I asked J a barrage of questions about how she felt in a variety of scenarios, and we worked together to cobble together a possible definition of romantic. Specifically, these were the two crucial questions:
First: “Is there a reason you enjoy cuddling so much, beyond the sexual implications and the promise of emotional intimacy?”
I asked this because I’ve always secretly been a bit perplexed by some people’s attitude toward cuddling. I enjoy cuddling with attractive women because it is sexually thrilling, and I also like the implied promise that conversations in that setting will involve acceptance and emotional intimacy.

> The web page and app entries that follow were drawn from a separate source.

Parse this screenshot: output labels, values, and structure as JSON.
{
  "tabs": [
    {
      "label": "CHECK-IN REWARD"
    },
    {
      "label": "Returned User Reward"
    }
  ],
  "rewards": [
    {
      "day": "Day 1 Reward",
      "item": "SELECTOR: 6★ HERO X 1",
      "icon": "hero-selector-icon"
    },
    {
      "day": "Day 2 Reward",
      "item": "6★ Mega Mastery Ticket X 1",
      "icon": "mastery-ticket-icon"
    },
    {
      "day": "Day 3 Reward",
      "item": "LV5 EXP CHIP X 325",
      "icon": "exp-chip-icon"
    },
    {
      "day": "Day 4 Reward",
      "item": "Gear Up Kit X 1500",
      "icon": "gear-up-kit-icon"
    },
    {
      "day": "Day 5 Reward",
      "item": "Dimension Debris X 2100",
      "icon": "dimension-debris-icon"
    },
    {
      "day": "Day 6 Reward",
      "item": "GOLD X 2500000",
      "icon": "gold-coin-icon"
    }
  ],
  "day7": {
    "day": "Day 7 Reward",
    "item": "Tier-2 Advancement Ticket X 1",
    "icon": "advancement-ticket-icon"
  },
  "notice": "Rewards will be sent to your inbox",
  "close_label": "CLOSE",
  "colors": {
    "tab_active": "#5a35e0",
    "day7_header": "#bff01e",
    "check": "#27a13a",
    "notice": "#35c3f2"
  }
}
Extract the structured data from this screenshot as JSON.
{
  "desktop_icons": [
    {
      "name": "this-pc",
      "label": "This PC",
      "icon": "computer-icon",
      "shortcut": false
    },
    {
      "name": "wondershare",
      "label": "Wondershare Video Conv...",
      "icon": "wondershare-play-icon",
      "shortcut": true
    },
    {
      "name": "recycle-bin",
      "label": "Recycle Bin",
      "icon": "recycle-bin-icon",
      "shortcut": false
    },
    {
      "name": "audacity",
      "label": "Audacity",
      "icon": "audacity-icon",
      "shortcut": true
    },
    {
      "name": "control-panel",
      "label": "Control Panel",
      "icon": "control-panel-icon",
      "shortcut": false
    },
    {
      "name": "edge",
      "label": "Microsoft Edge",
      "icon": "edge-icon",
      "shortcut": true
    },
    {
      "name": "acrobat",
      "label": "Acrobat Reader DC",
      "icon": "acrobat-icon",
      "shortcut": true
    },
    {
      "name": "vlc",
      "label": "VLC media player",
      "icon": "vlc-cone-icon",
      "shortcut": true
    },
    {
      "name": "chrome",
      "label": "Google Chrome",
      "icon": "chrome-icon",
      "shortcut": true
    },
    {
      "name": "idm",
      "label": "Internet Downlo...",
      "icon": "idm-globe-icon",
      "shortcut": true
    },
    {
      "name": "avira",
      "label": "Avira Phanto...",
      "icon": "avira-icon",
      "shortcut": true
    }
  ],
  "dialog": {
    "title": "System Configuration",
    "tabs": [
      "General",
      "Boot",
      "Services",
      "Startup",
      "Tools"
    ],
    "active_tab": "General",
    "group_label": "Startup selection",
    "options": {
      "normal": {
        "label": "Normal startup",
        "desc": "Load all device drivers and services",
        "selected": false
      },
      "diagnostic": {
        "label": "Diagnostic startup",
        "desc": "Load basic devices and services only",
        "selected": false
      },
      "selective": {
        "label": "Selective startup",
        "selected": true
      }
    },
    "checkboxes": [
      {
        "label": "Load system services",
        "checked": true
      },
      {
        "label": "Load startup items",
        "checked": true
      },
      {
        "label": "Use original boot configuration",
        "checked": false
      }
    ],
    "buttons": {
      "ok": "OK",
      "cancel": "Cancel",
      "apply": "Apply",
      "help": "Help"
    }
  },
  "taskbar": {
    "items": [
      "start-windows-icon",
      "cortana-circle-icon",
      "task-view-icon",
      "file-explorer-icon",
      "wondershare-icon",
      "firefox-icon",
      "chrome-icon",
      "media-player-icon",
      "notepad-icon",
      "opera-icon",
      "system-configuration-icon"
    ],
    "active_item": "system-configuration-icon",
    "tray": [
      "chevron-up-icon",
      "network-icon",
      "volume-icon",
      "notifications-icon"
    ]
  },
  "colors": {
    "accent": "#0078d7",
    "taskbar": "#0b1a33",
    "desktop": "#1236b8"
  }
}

But I don’t understand why someone would enjoy silent cuddling with someone, once the sexual thrill has worn off (which it quickly does).
This was clearly a promising question, because J reacted with absolute incomprehension. “It’s cuddling! How can you not love it?” When I pressed her, she said, “When I cuddle with someone I love, it makes me all floaty. It’s a high!” (“Floaty” is a term often used in the BDSM world to refer to a rush of endorphins that comes from, for instance, being flogged. It’s supposed to be a very intense sensation, so saying that cuddling makes J floaty is a strong claim.)
Second: “Do you get the same feeling from, for instance, being surprised with flowers?”
J: “Partially. When I cuddle, it’s that floaty feeling combined with a sense of calm. When I get flowers, it’s still a floaty feeling, but combined with excitement.”
I think we’re onto something here. According to J, this natural high is much stronger with people she would consider herself romantically attracted to, doesn’t require touch but is amplified by it, doesn’t require symbolic gestures like flowers but is enhanced by them, and is not necessarily connected to sexuality, conversation, or “good company” (though it can and often should be combined with those things).
So here’s a preliminary definition, that I’d love to get some comments on:
“Aromantics are people who do not experience the feeling of romance. Romance is a natural high that occurs in the presence of certain people, without obvious connection to sexuality, ‘good company’, or emotional intimacy.”
I’m definitely not married to this definition yet. J might be very idiosyncratic, or this might be a common phenomenon that nonetheless isn’t what people mean by (a)romance. But it seems promising, and I’d love to hear if this matches people’s experience. What do you guys think?
(Brief addendum: J and I further speculated on whether this was just a specific manifestation of the obvious fact that she’s more emotional in general than I. Is there anyone who considers themselves emotional but aromantic, or unemotional but romantic?)
EDIT: I just ran across an interesting comment by someone calling themselves wizardsapprentice, over at Writing From Factor X. The whole comment (and parent post, for that matter) is interesting, but the most relevant bit is this:
I’ve often wondered about what makes a romantic relationship different from any other as well. But recently, for the first time, I have an answer for myself, although it’s not something that I can define and communicate, because it’s just that I experienced it for myself. What is the difference between love and in love? I still don’t know, but now I feel that I can tell that there is one and I can identify the shift within myself. I know the exact night it happened, but I don’t know exactly what changed. Before that she was a friend I thought was cool, after that thinking of her made mood skyrocket up, my stomach fluttery and my thoughts speed up. I had always thought people were making that stuff up, but it seriously had physical effects. Nothing is likely to come of it because she already is in love with someone else, but the experience has been enlightening.
If I’m not misreading wizardsapprentice, this could easily be the same feeling J was talking about. Possible support for our theory?